Start of Dataset records
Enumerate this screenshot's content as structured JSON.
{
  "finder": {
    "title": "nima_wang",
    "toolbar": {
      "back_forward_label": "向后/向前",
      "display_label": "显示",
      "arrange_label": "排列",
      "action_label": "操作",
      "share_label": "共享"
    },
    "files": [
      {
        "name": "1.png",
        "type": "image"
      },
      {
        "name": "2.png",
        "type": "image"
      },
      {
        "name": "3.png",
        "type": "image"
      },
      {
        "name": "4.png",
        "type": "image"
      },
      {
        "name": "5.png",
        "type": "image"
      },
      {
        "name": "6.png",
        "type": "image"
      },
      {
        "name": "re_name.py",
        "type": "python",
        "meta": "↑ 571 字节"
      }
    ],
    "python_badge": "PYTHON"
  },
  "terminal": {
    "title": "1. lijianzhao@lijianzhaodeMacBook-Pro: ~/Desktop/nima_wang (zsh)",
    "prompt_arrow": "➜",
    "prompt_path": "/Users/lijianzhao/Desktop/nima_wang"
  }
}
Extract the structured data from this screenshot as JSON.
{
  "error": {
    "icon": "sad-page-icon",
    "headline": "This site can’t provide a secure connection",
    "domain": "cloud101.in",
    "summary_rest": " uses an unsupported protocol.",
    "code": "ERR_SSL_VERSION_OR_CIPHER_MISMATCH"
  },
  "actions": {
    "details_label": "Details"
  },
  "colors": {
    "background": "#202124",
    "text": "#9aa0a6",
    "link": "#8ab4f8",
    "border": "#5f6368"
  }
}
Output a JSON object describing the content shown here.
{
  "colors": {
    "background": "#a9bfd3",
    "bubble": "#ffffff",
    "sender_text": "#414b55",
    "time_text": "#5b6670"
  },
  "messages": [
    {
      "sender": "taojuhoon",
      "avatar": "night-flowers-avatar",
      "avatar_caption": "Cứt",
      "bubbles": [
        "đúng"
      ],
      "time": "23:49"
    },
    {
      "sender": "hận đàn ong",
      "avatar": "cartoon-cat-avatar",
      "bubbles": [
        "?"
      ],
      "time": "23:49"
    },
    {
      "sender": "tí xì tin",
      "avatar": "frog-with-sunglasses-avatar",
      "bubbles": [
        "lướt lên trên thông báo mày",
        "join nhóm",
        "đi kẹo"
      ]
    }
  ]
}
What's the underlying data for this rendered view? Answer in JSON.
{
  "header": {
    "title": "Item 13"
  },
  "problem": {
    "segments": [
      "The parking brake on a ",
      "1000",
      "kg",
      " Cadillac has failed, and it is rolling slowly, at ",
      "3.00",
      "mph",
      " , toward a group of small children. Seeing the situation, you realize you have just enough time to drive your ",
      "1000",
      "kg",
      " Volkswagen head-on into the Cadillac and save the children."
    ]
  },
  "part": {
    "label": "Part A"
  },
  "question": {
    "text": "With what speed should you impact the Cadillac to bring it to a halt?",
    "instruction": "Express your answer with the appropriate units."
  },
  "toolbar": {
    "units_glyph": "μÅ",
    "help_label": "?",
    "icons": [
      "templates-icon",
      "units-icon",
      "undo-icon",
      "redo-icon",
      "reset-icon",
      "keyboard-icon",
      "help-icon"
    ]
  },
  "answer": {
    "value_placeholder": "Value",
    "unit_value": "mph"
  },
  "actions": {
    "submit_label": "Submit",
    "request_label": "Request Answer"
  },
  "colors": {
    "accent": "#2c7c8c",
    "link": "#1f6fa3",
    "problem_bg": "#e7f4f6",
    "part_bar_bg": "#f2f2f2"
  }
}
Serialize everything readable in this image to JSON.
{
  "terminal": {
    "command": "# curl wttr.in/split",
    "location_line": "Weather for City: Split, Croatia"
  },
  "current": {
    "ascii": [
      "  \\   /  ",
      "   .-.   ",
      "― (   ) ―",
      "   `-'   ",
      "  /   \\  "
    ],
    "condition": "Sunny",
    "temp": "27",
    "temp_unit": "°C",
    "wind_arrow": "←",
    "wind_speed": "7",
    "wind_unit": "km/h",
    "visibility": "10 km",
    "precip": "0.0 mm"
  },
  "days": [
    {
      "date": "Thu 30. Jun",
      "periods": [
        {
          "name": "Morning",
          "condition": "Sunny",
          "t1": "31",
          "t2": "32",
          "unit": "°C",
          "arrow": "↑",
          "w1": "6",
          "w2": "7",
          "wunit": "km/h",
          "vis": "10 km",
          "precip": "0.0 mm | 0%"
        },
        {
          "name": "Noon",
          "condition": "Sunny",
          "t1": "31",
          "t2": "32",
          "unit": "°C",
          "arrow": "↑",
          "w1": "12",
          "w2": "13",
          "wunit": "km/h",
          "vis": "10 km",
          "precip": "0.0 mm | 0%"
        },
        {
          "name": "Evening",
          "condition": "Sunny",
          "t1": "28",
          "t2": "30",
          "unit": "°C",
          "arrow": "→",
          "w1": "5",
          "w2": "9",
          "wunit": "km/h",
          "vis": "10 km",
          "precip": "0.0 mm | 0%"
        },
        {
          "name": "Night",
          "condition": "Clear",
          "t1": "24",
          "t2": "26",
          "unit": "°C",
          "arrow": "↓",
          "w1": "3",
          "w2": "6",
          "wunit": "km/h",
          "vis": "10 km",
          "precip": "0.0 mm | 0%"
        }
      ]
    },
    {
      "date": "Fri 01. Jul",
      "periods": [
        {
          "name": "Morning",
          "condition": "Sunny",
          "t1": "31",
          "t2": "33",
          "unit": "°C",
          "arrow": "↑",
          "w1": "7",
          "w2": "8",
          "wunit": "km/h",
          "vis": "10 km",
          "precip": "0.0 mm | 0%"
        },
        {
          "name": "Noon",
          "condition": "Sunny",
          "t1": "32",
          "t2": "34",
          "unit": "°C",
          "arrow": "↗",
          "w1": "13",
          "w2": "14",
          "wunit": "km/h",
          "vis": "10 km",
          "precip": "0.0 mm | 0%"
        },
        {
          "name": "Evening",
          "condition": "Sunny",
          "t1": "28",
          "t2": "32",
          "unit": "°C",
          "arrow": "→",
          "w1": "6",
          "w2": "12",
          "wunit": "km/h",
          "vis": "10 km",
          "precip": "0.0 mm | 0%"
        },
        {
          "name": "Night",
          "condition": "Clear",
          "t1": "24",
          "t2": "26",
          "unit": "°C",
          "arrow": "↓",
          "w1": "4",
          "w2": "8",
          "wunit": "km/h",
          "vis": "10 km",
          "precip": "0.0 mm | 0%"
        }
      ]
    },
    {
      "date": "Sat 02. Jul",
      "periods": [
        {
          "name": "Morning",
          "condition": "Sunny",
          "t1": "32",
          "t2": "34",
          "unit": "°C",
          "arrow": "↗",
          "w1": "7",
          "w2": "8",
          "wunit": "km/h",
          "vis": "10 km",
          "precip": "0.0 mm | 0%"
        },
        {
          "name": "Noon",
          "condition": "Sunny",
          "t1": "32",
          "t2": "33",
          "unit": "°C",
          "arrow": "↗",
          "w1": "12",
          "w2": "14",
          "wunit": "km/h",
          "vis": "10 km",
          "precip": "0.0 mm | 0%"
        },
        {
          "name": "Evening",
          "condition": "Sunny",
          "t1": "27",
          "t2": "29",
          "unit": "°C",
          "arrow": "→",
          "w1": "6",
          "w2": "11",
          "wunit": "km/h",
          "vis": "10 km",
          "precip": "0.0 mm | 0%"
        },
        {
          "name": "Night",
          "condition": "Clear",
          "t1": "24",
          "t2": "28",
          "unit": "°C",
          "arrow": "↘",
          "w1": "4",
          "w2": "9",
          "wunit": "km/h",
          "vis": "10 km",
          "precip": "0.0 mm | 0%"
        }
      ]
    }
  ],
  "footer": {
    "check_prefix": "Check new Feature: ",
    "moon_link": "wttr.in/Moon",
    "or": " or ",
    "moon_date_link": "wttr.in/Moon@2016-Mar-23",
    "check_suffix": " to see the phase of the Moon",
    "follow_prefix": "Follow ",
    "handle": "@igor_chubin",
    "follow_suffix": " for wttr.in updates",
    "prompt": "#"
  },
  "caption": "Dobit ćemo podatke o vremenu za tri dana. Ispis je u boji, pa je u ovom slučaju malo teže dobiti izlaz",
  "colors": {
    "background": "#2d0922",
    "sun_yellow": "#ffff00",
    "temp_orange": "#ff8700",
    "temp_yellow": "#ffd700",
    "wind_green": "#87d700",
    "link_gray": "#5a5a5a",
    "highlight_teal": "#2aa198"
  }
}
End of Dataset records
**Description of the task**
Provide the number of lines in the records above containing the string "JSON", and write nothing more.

**Task result**
5